- The “moral hazard”, “too big to fail” and “too big to jail” rubric and BS games are over. By referring all control frauds to prosecutors, we put a stop to the games and provide ample evidence that they will remain unprofitable into the future.
- Lending costs drop dramatically and the economy clears. Right now there is a huge imputed “tax” on all transactions through the financial system that in many cases exceeds the actual interest cost! In addition dollar debasement from all the “QE” nonsense has gone into commodity price ramps and will shortly show up on the store shelves. This money is being funneled to these insolvent institutions to keep them afloat behind your back. We are talking about hundreds of billions of dollars a year that immediately becomes available in the economy in general. To put this in perspective this is likely around 2% of GDP that would show up in the economy immediately. That’s a huge increase, given the just-reported numbers – a near-doubling! This would be offset by all the newly-unemployed Wall Street Bankers who would no longer have their $500,000 salaries that they’re siphoning off from the rest of the economy, so it’s not all going to go to the bottom line. But to the extent that any of this goes into capital formation (and plenty of it would, including, I suspect, some new Wall Street institutions) the net impact would be insanely positive for the nation as a whole.
- Unemployment would initially spike higher, but as replacement institutions sprung up it would quickly be absorbed into the new, lower-cost environment. Again, while the short-term impact would look very bad, it wouldn’t stay that way for long – months at worst.
In confluence with this The Federal Government should announce an expedited consumer bankruptcy authority. Since the banks now have their assets marked to the actual value, there is no harm to be had to the banks by doing this. There is, however, the ability to transfer assets to those who can afford them (at the current market price) and free consumers to actually discretionary income again, which is necessary for true recovery. Let everyone have one bite at this apple – you can go in, you lose the assets, you also lose the debt.

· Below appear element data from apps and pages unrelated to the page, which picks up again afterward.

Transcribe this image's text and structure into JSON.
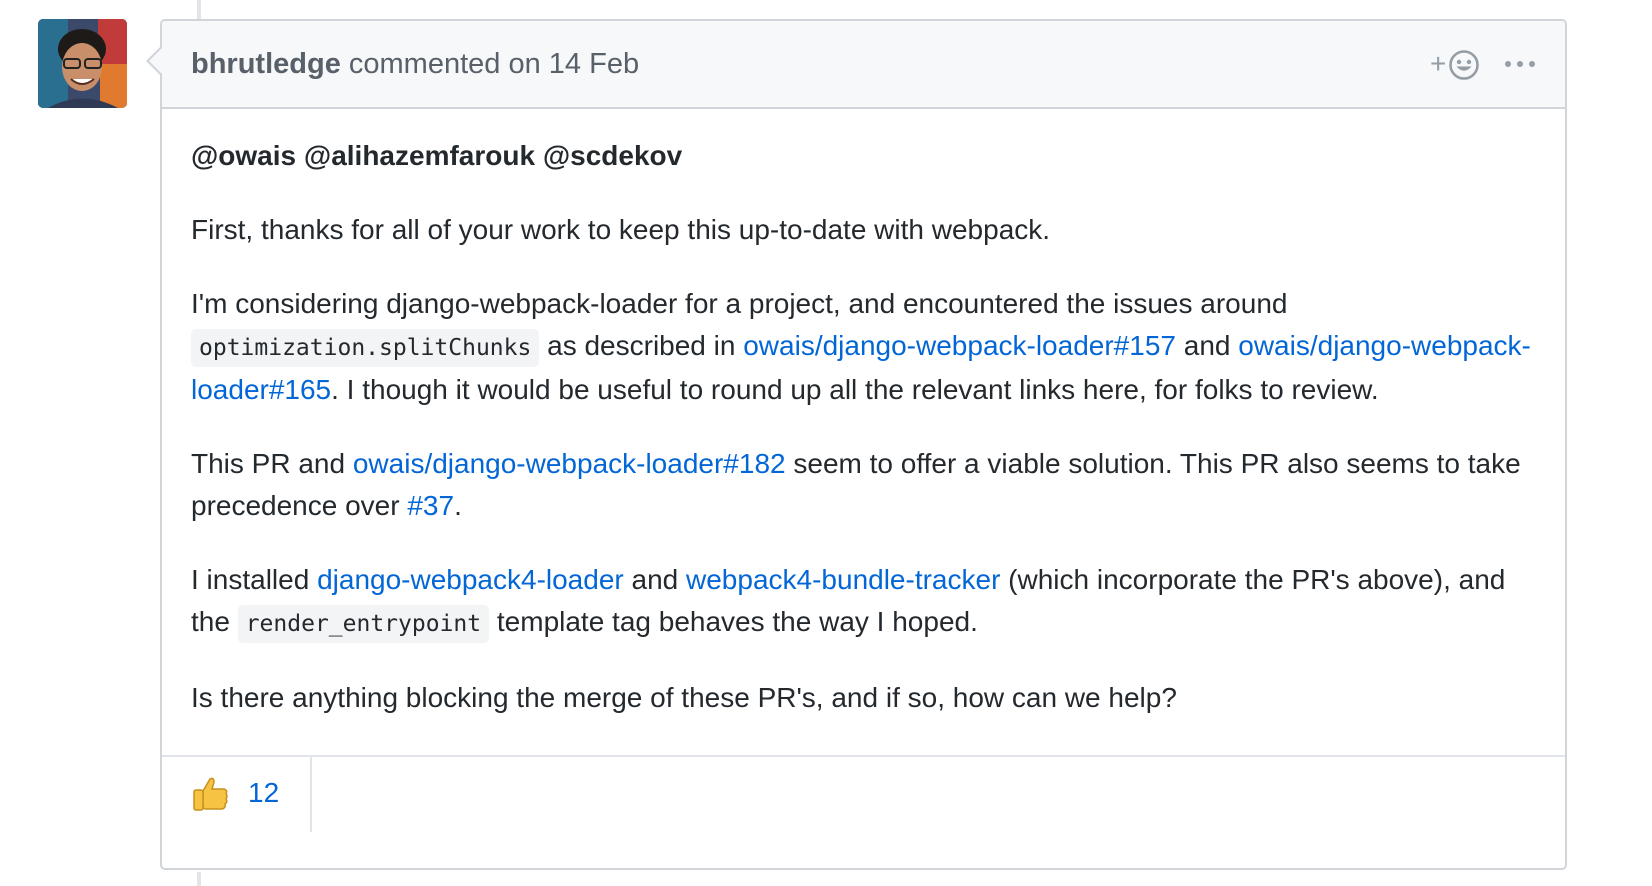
{
  "comment": {
    "author": "bhrutledge",
    "action_text": " commented on 14 Feb",
    "header_icons": [
      "add-reaction-icon",
      "kebab-horizontal-icon"
    ],
    "add_reaction_plus": "+",
    "mentions": [
      "@owais",
      "@alihazemfarouk",
      "@scdekov"
    ],
    "p1": "First, thanks for all of your work to keep this up-to-date with webpack.",
    "p2": {
      "t1": "I'm considering django-webpack-loader for a project, and encountered the issues around",
      "code1": "optimization.splitChunks",
      "t2": " as described in ",
      "link1": "owais/django-webpack-loader#157",
      "t3": " and ",
      "link2": "owais/django-webpack-loader#165",
      "t4": ". I though it would be useful to round up all the relevant links here, for folks to review."
    },
    "p3": {
      "t1": "This PR and ",
      "link1": "owais/django-webpack-loader#182",
      "t2": " seem to offer a viable solution. This PR also seems to take precedence over ",
      "link2": "#37",
      "t3": "."
    },
    "p4": {
      "t1": "I installed ",
      "link1": "django-webpack4-loader",
      "t2": " and ",
      "link2": "webpack4-bundle-tracker",
      "t3": " (which incorporate the PR's above), and the ",
      "code1": "render_entrypoint",
      "t4": " template tag behaves the way I hoped."
    },
    "p5": "Is there anything blocking the merge of these PR's, and if so, how can we help?",
    "reactions": [
      {
        "icon": "thumbs-up-icon",
        "count": "12"
      }
    ]
  },
  "colors": {
    "link": "#0366d6",
    "header_bg": "#f6f8fa",
    "border": "#d1d5da",
    "text": "#24292e",
    "muted": "#586069"
  }
}
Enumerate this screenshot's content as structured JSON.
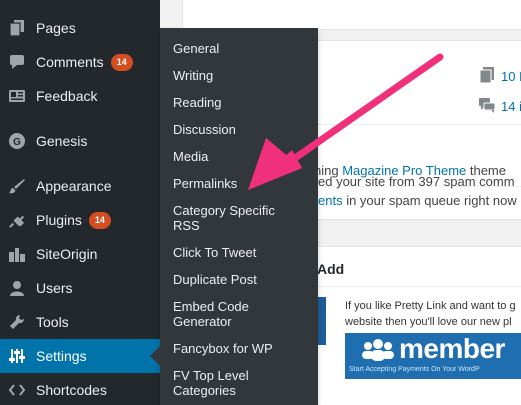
{
  "menu": {
    "pages": "Pages",
    "comments": "Comments",
    "comments_badge": "14",
    "feedback": "Feedback",
    "genesis": "Genesis",
    "appearance": "Appearance",
    "plugins": "Plugins",
    "plugins_badge": "14",
    "siteorigin": "SiteOrigin",
    "users": "Users",
    "tools": "Tools",
    "settings": "Settings",
    "shortcodes": "Shortcodes"
  },
  "submenu": {
    "general": "General",
    "writing": "Writing",
    "reading": "Reading",
    "discussion": "Discussion",
    "media": "Media",
    "permalinks": "Permalinks",
    "category_rss_1": "Category Specific",
    "category_rss_2": "RSS",
    "click_to_tweet": "Click To Tweet",
    "duplicate_post": "Duplicate Post",
    "embed_code_1": "Embed Code",
    "embed_code_2": "Generator",
    "fancybox": "Fancybox for WP",
    "fv_top_1": "FV Top Level",
    "fv_top_2": "Categories"
  },
  "content": {
    "count_pages": "10 P",
    "count_comments": "14 i",
    "theme_prefix": "ning ",
    "theme_link": "Magazine Pro Theme",
    "theme_suffix": " theme",
    "spam_line1": "ed your site from 397 spam comm",
    "spam_link": "ents",
    "spam_line2": " in your spam queue right now",
    "add_heading": "Add",
    "promo_text_1": "If you like Pretty Link and want to g",
    "promo_text_2": "website then you'll love our new pl",
    "banner_brand": "member",
    "banner_tagline": "Start Accepting Payments On Your WordP"
  },
  "colors": {
    "menu_bg": "#23282d",
    "submenu_bg": "#32373c",
    "active": "#0073aa",
    "badge": "#d54e21",
    "arrow": "#f0307a",
    "link": "#0073aa"
  }
}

We need to do this, and do it now. What we cannot afford is an economic incident of some sort that winds up creating another crisis situation that happens in an uncontrolled fashion.
It’s time to do the right thing Mr. President.